After what seemed like ages, the air ambulance showed up. Michael said by this time, he had the passenger in his care. He was talking with him, kept telling him to stay with him.

“He told me he lived in Milton, he told me his name and the driver’s name and he said there wasn’t anyone else in the car,” Michael recalled.

“When we heard there were kids in the car, it was a nightmare,” Murray said.

For Michael, the full gravity of the situation only hit him after he got home. Later that day he received a phone call telling him the teen had died and that was difficult for him to grasp.

“What’s hurting me the most is that I tried my best, but it still wasn’t good enough to help him,” he said, adding many other truckers along the road had also stopped to assist.
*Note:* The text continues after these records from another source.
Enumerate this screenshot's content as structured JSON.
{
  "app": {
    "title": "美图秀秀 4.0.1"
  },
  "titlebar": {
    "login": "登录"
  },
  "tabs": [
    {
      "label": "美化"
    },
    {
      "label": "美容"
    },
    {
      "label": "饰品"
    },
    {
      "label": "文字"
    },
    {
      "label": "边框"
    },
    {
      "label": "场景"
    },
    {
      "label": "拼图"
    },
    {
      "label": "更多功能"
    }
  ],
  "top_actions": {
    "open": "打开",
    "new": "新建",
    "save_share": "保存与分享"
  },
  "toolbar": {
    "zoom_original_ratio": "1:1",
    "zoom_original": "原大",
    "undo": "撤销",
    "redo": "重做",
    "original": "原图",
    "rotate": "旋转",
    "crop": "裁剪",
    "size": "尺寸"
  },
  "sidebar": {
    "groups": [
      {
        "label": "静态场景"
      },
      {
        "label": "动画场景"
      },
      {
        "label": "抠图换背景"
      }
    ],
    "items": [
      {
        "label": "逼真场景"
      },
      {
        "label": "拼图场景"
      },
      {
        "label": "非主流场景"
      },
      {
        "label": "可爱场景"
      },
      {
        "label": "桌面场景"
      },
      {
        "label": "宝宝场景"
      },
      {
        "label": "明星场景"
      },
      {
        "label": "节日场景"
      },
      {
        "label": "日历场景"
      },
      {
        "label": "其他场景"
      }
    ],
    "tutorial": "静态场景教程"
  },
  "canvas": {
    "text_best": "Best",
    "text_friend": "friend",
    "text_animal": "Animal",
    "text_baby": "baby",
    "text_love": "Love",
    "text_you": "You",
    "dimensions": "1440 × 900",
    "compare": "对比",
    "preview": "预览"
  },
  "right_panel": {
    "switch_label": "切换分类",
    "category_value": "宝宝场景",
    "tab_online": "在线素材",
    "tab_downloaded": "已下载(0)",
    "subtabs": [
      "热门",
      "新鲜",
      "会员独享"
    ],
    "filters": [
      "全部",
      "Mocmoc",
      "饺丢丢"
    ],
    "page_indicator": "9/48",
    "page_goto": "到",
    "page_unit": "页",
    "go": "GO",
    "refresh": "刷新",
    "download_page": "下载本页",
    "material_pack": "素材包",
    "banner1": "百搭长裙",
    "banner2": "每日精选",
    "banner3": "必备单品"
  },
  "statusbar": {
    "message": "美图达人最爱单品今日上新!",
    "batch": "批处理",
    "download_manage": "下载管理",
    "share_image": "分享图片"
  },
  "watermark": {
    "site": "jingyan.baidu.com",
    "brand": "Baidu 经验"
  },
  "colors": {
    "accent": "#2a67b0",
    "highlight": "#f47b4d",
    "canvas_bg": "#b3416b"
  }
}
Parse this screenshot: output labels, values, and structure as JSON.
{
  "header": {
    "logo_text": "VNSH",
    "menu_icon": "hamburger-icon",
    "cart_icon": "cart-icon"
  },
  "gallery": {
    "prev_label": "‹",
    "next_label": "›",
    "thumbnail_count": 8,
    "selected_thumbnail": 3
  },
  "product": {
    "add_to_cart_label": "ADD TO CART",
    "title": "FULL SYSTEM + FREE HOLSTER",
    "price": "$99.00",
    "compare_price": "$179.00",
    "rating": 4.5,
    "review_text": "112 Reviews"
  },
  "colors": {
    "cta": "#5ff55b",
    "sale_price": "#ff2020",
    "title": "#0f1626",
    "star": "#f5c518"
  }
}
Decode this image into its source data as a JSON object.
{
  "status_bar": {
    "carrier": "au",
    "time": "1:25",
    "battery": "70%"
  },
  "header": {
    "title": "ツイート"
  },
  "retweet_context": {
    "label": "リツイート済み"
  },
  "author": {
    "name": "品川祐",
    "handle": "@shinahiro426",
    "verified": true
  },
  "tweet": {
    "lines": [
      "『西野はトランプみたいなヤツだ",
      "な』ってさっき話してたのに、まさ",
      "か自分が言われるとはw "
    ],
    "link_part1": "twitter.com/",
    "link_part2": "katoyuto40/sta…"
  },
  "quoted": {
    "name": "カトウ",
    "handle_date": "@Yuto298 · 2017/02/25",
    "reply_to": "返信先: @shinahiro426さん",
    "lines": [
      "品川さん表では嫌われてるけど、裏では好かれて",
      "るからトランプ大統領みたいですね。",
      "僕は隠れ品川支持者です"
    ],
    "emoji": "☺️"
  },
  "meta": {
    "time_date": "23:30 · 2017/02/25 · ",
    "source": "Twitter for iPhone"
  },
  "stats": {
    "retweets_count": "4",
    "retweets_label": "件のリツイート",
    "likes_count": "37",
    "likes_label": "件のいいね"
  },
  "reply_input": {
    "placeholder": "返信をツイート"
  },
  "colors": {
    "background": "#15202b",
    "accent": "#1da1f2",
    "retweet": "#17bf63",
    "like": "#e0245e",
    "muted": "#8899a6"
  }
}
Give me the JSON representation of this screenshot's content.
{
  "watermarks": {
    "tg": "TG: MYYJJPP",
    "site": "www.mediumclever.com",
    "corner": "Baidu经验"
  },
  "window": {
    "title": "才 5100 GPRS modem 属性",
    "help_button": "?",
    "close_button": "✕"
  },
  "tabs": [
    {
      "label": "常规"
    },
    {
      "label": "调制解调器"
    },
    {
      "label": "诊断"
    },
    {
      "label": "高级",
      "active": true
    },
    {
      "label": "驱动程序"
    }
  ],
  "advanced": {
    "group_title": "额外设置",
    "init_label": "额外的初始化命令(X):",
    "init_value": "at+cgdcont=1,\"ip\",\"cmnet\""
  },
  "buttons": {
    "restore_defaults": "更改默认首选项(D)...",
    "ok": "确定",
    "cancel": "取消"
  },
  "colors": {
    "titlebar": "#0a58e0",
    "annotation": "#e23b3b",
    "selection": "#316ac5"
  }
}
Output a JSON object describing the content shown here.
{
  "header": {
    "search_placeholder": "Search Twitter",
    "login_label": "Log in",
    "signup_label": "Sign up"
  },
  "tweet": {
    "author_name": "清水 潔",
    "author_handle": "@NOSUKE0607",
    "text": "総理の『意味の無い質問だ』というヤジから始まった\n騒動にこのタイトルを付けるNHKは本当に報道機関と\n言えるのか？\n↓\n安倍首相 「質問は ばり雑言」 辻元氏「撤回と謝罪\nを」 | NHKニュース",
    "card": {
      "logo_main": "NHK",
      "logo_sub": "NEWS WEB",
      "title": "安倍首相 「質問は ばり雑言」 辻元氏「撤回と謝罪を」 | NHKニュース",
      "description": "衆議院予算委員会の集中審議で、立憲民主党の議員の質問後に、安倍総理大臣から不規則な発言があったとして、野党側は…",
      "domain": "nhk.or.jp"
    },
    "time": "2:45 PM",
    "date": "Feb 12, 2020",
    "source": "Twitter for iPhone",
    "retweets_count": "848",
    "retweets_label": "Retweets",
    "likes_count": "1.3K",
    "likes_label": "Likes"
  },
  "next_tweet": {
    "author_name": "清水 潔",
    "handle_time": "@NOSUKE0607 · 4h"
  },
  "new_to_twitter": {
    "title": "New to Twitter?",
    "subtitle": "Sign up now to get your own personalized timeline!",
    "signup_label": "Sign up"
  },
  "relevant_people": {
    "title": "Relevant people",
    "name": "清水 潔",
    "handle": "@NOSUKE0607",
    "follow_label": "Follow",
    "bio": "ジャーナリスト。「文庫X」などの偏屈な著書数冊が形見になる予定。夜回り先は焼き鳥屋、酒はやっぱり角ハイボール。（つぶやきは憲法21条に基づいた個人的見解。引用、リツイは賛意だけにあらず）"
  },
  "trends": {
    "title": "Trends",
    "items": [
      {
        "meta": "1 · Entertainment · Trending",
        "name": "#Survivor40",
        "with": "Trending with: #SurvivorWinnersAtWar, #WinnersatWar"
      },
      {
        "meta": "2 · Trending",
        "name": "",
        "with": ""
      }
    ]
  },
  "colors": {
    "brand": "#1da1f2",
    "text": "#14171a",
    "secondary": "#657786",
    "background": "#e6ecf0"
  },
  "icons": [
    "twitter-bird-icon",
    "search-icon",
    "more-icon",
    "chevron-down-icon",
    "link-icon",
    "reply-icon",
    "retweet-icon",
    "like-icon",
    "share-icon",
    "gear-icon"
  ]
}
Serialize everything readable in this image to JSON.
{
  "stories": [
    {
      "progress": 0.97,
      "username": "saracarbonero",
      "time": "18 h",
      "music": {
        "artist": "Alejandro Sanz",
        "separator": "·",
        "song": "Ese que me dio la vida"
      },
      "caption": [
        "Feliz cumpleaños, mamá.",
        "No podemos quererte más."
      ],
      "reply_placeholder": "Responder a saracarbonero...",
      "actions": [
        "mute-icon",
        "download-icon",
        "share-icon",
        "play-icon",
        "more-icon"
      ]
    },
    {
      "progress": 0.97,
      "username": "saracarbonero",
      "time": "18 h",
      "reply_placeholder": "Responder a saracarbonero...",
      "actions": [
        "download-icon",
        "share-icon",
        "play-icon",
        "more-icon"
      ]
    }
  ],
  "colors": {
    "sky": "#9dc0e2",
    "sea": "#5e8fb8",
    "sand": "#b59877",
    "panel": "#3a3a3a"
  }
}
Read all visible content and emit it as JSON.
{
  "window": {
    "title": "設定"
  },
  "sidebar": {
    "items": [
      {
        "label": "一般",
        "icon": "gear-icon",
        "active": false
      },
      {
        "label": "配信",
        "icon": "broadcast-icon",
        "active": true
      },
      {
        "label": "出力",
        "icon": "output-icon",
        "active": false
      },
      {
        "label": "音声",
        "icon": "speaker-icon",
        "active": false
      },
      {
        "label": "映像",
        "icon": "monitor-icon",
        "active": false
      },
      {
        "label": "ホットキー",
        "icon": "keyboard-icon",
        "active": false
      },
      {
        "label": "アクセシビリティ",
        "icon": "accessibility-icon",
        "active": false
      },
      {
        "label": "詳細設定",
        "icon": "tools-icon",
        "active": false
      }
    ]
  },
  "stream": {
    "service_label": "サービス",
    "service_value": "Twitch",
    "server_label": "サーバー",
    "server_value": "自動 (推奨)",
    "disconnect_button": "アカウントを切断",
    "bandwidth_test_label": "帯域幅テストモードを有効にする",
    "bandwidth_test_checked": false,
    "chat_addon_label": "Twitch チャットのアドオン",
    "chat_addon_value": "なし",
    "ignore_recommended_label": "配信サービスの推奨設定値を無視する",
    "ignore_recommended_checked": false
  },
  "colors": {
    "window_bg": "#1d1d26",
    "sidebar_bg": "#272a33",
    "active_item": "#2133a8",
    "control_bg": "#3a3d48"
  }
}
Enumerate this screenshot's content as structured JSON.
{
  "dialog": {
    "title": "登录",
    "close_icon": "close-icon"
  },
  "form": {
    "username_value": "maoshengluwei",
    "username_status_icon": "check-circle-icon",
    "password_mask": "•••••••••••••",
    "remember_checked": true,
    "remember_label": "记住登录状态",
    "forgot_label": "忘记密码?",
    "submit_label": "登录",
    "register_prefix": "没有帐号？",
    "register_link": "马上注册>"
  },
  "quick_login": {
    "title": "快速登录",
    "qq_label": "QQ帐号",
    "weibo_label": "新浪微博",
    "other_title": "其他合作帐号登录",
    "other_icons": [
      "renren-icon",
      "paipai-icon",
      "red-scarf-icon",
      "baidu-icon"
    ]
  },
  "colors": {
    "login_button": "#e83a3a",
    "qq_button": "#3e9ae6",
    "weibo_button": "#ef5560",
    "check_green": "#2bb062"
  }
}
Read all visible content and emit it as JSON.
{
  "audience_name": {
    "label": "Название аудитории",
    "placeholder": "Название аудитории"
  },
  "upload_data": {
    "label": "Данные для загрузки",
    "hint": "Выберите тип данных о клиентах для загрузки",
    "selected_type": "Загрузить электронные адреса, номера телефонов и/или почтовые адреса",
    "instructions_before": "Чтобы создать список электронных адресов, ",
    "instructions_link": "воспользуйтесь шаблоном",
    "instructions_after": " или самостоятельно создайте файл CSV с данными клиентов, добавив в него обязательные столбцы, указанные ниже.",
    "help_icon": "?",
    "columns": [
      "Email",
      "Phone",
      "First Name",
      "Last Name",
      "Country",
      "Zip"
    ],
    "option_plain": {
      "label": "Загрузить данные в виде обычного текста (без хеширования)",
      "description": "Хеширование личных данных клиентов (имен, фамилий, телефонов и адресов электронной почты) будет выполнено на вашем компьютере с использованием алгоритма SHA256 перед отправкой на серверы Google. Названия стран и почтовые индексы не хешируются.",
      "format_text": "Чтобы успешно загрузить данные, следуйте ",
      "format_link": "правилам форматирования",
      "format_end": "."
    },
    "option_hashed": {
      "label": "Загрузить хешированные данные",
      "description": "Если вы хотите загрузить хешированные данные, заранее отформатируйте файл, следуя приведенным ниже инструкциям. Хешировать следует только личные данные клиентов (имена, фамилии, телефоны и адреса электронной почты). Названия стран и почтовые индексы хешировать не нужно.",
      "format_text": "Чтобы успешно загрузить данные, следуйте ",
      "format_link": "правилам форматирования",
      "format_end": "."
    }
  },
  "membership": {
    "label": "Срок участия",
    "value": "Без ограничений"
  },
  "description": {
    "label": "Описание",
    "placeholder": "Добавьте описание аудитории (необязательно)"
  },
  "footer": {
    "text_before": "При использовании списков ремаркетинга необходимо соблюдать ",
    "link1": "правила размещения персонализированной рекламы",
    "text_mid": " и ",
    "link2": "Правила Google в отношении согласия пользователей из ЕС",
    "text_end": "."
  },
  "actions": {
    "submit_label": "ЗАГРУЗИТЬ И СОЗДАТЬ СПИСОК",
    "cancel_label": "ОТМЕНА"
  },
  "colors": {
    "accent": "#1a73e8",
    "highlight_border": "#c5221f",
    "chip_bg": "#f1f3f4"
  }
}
A trucking company right beside the scene of the accident saw several employees tossing fire extinguishers over the 12-foot tall fence to try to extinguish the flames.

“I don’t feel that I’m a hero, if he made it out it might have been different,” he said. “You second guess what you did. At the time it was the best I had, but it all seemed to take forever.”

His family thinks otherwise, including Murray who said his son did all he could do.

“I was so proud of him,” he added.

On Monday, following class, which Michael admitted he could hardly make it through because the students are almost the same age as the teens who died, he said he broke down in tears.

“I told my students at Mohawk about what happened so they could learn from it,” he said, adding he was bawling his eyes out by the time he finished. “I don’t ever want to see something like that happen to one of them.

“I also told them to do something…anything… if this should ever happen, do something to help, assist in some way.”

Michael said he sustained some minor cuts to his hand, but a new leather jacket he was wearing likely saved him from getting burned.